Records for processing section start

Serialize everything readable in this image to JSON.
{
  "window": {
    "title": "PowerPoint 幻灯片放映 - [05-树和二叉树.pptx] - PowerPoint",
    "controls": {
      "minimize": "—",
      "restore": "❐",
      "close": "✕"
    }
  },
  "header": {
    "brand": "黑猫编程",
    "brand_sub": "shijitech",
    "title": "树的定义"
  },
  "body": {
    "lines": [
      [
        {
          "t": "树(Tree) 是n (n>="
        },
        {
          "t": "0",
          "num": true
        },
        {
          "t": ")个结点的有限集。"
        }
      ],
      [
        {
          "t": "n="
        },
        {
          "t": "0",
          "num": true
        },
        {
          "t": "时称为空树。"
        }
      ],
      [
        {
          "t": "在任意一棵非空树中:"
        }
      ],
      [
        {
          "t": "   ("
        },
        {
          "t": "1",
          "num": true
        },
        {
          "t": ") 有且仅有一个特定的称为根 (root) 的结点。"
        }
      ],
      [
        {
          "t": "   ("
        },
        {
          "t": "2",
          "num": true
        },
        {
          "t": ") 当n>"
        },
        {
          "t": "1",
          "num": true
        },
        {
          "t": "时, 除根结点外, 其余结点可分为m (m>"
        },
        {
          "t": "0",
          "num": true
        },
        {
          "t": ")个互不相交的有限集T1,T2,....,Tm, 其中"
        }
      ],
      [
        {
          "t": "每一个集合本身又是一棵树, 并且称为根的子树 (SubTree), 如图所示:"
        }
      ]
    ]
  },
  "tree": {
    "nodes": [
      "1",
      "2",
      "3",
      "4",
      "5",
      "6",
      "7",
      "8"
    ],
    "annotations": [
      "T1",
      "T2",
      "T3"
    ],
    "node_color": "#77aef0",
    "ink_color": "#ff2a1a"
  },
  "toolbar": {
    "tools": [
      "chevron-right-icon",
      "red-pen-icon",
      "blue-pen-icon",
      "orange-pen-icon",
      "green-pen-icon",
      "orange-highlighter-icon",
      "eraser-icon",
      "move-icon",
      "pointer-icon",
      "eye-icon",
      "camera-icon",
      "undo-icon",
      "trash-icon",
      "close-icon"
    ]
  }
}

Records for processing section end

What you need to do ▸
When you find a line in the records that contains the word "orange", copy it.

Output below ▸
      "orange-pen-icon",
      "orange-highlighter-icon",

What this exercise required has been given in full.